=== INFORMATION ===
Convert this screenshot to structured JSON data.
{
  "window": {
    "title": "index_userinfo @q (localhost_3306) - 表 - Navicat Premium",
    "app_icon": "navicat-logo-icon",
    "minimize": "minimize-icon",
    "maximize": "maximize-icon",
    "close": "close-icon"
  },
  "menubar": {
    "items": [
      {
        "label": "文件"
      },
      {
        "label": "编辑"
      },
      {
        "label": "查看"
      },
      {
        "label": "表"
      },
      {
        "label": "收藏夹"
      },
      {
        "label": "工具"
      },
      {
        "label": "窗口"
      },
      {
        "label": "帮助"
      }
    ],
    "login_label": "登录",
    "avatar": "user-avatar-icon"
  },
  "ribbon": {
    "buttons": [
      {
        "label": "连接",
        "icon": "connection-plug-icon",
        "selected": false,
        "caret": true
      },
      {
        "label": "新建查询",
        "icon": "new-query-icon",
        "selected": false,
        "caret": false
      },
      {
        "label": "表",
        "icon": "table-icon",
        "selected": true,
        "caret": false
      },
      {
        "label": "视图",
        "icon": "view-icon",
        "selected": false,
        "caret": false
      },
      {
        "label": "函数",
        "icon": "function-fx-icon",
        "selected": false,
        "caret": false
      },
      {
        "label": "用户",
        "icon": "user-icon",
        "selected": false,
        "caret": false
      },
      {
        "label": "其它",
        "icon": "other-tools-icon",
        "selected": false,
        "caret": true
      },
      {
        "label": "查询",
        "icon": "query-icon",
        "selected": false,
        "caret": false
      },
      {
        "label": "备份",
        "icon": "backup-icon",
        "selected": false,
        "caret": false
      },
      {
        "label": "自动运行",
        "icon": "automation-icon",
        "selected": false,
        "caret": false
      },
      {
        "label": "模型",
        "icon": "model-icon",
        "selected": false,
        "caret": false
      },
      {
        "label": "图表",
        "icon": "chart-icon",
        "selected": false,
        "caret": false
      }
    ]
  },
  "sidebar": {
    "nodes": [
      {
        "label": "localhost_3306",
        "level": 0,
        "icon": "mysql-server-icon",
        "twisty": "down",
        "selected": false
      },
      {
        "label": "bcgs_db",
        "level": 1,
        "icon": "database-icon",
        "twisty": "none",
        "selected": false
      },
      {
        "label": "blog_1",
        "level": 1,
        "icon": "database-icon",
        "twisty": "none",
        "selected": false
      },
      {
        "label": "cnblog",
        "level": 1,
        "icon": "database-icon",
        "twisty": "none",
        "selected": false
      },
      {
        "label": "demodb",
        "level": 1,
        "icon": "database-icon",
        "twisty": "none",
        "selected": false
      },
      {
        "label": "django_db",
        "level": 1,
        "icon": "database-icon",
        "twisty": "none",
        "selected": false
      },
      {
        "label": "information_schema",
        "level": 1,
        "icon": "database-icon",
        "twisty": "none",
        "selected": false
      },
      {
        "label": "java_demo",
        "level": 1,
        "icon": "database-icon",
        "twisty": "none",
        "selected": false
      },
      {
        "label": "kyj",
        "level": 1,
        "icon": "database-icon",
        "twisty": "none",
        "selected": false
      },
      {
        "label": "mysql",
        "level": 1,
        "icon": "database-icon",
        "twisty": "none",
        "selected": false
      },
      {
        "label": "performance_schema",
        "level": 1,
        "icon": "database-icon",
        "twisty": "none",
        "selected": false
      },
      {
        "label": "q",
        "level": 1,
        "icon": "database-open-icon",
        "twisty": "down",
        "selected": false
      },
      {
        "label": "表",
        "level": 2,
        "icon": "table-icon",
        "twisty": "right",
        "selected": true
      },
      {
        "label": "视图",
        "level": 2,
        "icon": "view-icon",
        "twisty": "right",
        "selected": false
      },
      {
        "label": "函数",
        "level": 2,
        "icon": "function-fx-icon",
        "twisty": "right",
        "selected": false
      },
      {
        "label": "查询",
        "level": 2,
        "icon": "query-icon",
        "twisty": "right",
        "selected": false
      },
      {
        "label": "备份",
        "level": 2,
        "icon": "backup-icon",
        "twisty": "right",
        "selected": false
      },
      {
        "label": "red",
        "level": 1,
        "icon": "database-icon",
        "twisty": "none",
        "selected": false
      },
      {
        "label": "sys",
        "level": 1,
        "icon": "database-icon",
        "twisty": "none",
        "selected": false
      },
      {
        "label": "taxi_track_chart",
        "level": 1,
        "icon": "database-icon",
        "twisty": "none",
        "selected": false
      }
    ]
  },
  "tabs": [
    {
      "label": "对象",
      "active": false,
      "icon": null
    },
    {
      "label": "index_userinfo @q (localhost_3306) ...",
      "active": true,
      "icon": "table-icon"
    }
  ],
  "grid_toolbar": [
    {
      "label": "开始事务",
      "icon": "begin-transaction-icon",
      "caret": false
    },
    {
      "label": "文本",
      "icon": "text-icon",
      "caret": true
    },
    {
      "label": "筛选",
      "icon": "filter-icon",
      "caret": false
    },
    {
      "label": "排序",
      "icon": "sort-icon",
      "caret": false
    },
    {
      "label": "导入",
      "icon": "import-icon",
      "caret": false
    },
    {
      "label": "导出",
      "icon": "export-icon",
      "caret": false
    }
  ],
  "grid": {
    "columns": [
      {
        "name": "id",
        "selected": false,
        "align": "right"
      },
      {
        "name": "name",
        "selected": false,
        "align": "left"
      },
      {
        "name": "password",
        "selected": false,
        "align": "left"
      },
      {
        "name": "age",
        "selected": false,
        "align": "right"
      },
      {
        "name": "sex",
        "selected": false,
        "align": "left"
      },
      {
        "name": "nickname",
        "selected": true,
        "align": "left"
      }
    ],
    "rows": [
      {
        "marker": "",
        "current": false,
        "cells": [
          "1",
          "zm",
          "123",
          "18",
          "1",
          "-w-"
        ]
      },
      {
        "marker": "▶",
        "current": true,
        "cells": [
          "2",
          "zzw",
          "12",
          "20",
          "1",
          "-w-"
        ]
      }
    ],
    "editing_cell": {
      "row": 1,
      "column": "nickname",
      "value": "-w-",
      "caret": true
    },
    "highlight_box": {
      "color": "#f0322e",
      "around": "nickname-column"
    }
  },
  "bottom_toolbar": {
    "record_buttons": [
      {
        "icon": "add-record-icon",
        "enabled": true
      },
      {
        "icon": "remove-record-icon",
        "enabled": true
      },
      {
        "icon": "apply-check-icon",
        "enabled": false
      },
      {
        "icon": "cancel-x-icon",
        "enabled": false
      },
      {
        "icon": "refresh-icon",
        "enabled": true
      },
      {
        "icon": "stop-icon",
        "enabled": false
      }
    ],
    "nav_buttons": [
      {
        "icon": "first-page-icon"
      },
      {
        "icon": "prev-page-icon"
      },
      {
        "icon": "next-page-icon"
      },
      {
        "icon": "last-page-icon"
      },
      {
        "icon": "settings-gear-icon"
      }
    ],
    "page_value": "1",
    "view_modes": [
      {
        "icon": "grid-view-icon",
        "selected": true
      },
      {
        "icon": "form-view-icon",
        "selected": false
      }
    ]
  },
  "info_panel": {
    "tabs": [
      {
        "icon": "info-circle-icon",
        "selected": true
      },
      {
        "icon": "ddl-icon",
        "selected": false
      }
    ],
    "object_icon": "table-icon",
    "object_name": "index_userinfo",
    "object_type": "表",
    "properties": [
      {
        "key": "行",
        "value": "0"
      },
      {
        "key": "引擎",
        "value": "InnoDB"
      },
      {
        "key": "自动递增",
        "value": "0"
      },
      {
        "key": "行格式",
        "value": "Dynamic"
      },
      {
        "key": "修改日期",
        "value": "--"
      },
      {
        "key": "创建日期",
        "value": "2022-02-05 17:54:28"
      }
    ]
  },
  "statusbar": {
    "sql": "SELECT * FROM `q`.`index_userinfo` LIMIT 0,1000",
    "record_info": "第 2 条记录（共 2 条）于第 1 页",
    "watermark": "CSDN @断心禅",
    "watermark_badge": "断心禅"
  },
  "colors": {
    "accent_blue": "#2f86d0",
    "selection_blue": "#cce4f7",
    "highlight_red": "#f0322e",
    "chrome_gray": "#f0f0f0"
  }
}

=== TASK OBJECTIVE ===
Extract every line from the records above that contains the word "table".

=== EXERCISE SOLUTION ===
        "icon": "table-icon",
        "icon": "table-icon",
      "icon": "table-icon"
    "object_icon": "table-icon",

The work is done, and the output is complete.